If you are losing your hair due to thyroid dysfunction, your doctor may prescribe medication to help treat the underlying condition. These medications may be levothyroxine sodium, also known as Synthroid, Levothroid, Unithroid, or Levoxyl. Hair loss associated with thyroid medication is often temporary. If you’re concerned about the effects of thyroid medication, talk to your doctor before deciding to stop taking it. If hair loss persists, you can try applying topical medications to encourage hair growth.
One of the most common symptoms of thyroid dysfunction is depression. This condition is treatable and, in some cases, can even be treated with thyroid replacement medication. Thyroid medication works by suppressing the thyroid gland and replacing the hormones that are missing. Some patients find that this treatment helps them to feel better. In addition, the medication helps their body regulate its own hormone levels, which can reduce the symptoms of depression.
Although most depression is not caused by the thyroid, it may be the result of an underactive thyroid. Studies have shown that hypothyroidism may lead to depression in patients with affective disorders, including major depression. However, there are still many patients with depression who are not diagnosed with hypothyroidism. In these cases, treatment for the depressed person should be individualized.
Anxiety is a common symptom of thyroid dysfunction, which is also linked to depression and other mental health conditions. Thyroid dysfunction is difficult to diagnose and treat, but it is possible to reduce anxiety by correcting the underlying physical problem. In some cases, non-drug treatments can help. However, if the condition persists, a doctor may prescribe an antidepressant medication. If the symptoms are severe, a referral to a clinical psychologist or psychiatrist may be appropriate.
People suffering from either an overactive or an underactive thyroid often experience anxiety. Studies have shown that approximately 60% of people with hyperthyroidism and 30% of people with hypothyroidism have symptoms of anxiety. Furthermore, people with an overactive thyroid have a higher rate of anxiety disorders, including panic attacks and agoraphobia. In contrast, people with hypothyroidism experience anxiety at lower rates than those with an underactive thyroid.
Thyroid disorders can interfere with the production of hormones necessary for a woman to conceive.
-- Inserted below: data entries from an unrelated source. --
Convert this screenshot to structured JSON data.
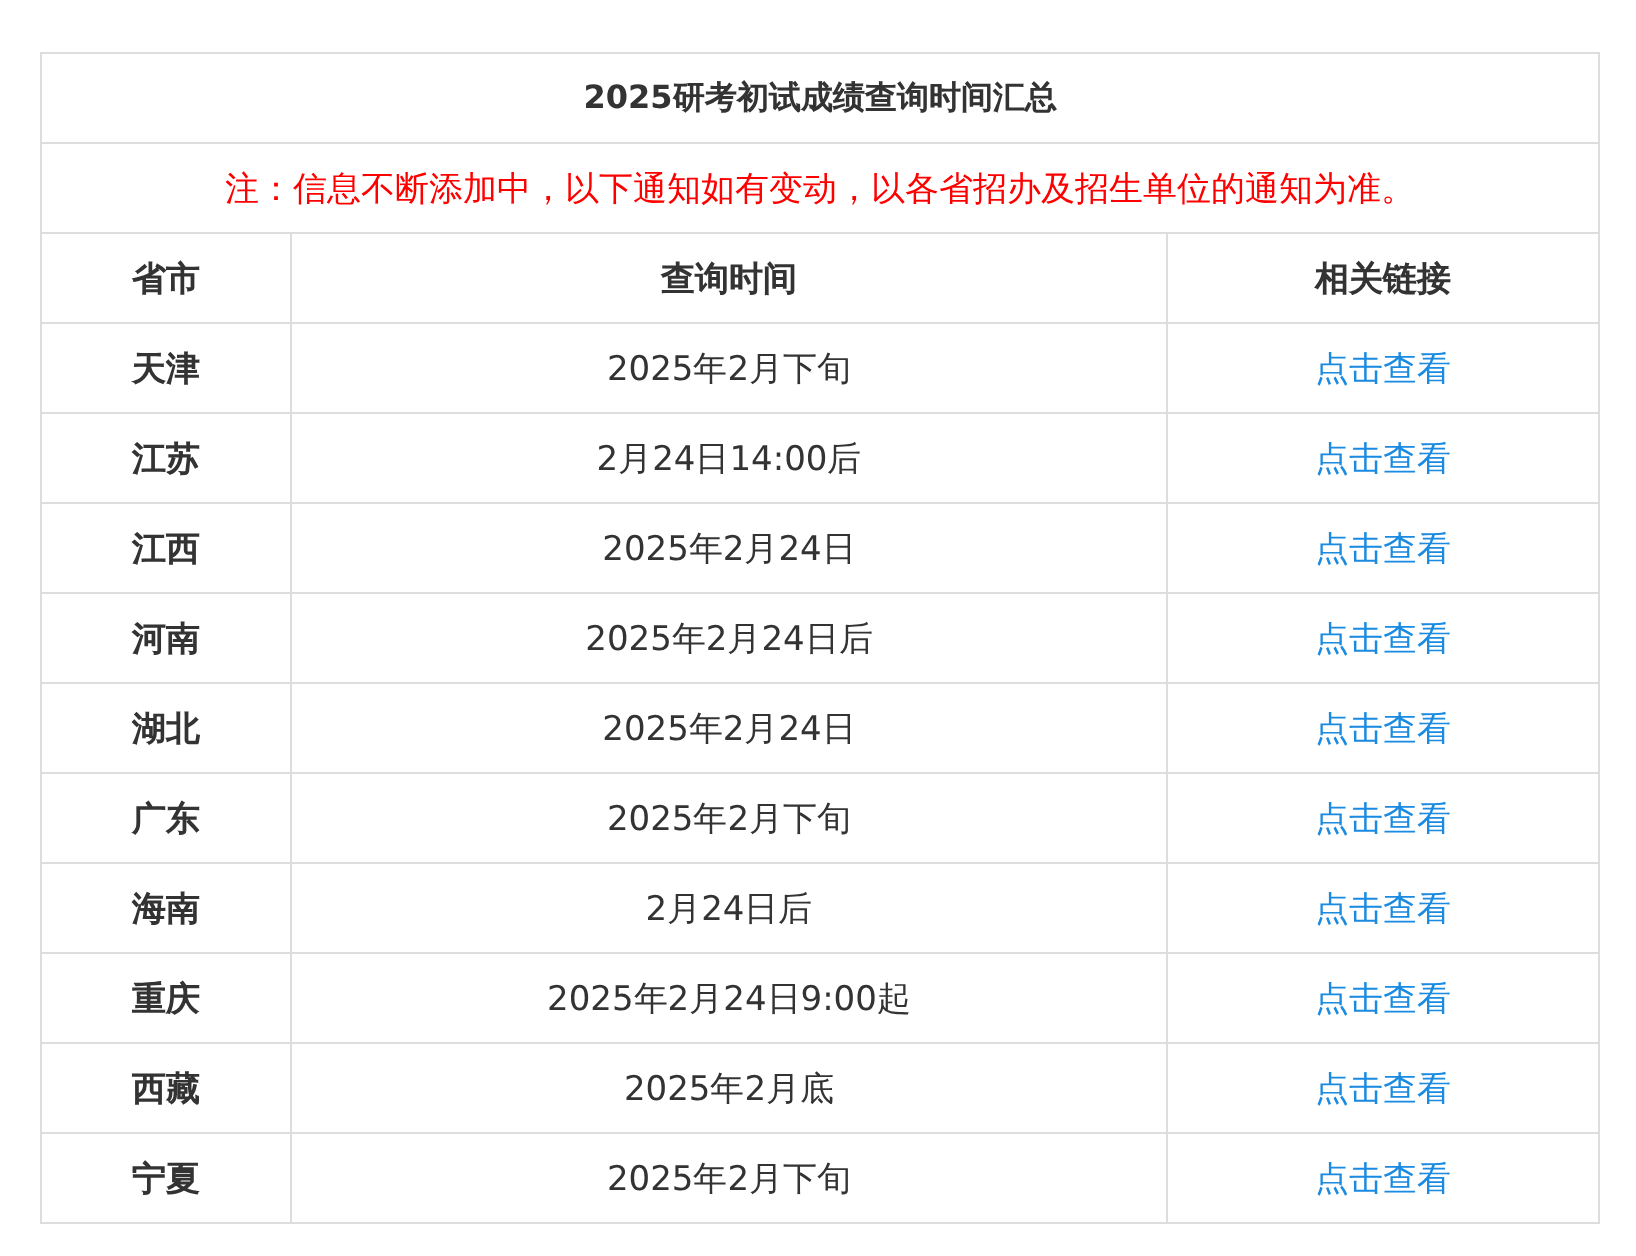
{
  "table": {
    "title": "2025研考初试成绩查询时间汇总",
    "note": "注：信息不断添加中，以下通知如有变动，以各省招办及招生单位的通知为准。",
    "columns": [
      "省市",
      "查询时间",
      "相关链接"
    ],
    "rows": [
      {
        "province": "天津",
        "time": "2025年2月下旬",
        "link": "点击查看"
      },
      {
        "province": "江苏",
        "time": "2月24日14:00后",
        "link": "点击查看"
      },
      {
        "province": "江西",
        "time": "2025年2月24日",
        "link": "点击查看"
      },
      {
        "province": "河南",
        "time": "2025年2月24日后",
        "link": "点击查看"
      },
      {
        "province": "湖北",
        "time": "2025年2月24日",
        "link": "点击查看"
      },
      {
        "province": "广东",
        "time": "2025年2月下旬",
        "link": "点击查看"
      },
      {
        "province": "海南",
        "time": "2月24日后",
        "link": "点击查看"
      },
      {
        "province": "重庆",
        "time": "2025年2月24日9:00起",
        "link": "点击查看"
      },
      {
        "province": "西藏",
        "time": "2025年2月底",
        "link": "点击查看"
      },
      {
        "province": "宁夏",
        "time": "2025年2月下旬",
        "link": "点击查看"
      }
    ]
  }
}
These hormones regulate her menstrual cycle, which includes ovulation, fertilization, and implantation. Women with thyroid disorders often experience irregular menstrual cycles. Some of these symptoms include irregular periods that are more than 35 days apart. Other symptoms include infrequent or irregular menstruation, polymenorrhea, or very light periods. A doctor can diagnose and treat the disorder and help a woman become pregnant.
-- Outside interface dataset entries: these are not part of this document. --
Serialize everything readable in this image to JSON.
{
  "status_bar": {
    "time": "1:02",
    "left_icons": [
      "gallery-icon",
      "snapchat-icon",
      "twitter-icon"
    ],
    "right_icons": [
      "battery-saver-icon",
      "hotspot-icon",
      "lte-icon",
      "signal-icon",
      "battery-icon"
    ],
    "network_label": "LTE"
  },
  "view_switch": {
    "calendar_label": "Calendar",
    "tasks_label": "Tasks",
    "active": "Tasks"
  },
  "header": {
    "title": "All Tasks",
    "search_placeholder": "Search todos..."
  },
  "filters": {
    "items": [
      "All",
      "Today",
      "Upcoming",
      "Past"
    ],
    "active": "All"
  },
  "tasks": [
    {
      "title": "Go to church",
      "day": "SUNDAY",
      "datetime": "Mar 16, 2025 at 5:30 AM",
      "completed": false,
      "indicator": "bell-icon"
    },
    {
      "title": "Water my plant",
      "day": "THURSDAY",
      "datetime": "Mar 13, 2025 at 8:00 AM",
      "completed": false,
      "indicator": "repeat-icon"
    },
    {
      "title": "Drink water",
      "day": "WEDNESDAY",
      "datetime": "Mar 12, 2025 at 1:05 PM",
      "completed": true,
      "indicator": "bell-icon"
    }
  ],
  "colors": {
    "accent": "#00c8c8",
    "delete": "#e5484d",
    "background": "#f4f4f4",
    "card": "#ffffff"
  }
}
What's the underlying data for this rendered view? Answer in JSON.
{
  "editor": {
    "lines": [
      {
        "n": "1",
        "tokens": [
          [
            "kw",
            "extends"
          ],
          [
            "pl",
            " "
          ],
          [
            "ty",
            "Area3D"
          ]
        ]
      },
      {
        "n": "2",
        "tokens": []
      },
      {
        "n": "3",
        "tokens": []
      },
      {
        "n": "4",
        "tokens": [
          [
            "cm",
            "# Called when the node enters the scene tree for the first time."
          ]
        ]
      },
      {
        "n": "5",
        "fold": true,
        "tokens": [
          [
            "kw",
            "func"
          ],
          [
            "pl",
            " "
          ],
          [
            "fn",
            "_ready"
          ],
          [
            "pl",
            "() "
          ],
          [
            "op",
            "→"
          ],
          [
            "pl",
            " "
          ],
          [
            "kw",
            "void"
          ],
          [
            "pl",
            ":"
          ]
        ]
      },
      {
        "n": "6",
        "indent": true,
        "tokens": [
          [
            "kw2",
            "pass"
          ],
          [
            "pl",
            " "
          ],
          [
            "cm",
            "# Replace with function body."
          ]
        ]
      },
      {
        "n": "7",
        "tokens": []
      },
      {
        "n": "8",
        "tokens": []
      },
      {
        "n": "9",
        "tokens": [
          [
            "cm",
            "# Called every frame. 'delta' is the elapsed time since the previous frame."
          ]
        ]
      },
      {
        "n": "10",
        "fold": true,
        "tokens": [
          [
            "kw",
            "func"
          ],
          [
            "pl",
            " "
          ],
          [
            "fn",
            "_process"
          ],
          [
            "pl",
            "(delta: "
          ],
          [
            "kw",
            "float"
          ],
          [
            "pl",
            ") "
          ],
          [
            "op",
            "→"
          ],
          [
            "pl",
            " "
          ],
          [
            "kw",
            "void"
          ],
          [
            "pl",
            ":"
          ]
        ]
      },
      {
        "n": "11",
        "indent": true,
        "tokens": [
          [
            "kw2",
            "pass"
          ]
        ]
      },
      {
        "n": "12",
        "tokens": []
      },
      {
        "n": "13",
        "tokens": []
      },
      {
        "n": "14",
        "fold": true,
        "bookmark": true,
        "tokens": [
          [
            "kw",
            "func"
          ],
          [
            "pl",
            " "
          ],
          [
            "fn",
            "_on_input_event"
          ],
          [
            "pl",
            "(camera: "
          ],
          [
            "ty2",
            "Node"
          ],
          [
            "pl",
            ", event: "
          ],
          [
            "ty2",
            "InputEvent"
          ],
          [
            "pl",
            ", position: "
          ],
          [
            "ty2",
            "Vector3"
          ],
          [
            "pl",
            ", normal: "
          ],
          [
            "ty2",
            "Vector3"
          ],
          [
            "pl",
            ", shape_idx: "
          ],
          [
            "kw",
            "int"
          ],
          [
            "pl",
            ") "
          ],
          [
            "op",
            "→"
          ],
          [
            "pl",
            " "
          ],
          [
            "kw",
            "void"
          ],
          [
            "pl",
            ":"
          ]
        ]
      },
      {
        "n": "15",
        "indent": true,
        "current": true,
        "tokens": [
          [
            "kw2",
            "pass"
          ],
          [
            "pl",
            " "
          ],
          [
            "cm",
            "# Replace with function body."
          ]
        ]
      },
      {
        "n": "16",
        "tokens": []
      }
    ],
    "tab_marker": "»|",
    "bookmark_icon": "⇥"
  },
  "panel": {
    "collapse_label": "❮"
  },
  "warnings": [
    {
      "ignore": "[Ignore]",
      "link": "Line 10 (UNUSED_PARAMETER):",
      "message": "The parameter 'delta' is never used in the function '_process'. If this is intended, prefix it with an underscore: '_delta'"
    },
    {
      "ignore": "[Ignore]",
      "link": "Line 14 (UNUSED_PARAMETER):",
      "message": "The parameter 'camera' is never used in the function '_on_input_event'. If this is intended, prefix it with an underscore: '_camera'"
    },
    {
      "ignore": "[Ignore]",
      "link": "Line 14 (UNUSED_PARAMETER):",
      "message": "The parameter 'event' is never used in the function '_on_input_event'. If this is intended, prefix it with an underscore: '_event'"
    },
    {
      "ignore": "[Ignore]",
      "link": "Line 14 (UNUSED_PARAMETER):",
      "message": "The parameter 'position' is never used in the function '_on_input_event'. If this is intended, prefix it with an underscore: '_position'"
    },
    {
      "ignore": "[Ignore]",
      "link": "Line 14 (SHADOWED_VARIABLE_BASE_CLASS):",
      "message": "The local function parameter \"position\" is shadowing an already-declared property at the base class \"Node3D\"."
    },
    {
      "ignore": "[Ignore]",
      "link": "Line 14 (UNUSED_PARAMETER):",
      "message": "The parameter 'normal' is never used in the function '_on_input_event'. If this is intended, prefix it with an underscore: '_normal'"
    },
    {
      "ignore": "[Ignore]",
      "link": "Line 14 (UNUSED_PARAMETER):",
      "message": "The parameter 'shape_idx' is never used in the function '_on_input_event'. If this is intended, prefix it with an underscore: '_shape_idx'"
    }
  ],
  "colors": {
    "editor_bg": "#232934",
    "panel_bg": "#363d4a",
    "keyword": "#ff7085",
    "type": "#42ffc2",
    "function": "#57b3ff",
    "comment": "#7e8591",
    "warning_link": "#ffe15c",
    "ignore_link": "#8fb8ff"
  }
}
A physician should check all patients seeking infertility advice for thyroid dysfunction. This can be done through a physical examination and medical history. Other symptoms of thyroid dysfunction include weight changes, irritability, palpitations, and menstrual disturbances.
If you are experiencing joint pain, you may have an underactive thyroid. When the thyroid is underactive, it doesn’t produce the hormones it should. This can lead to other problems, such as muscle and joint aches. Thyroid dysfunction can also affect the body’s metabolism, which can affect weight.
The thyroid gland secretes a hormone called Thyroxine, which regulates metabolism, or how your body converts food to energy. When the thyroid is underactive, it produces fewer Thyroxine hormones. When this happens, your body will have trouble using the food you eat to fuel your body. This can affect your ability to exercise and may lead to functional impairment or injury. Underactive thyroid also causes joint pain and swelling due to fluid buildup in the joints.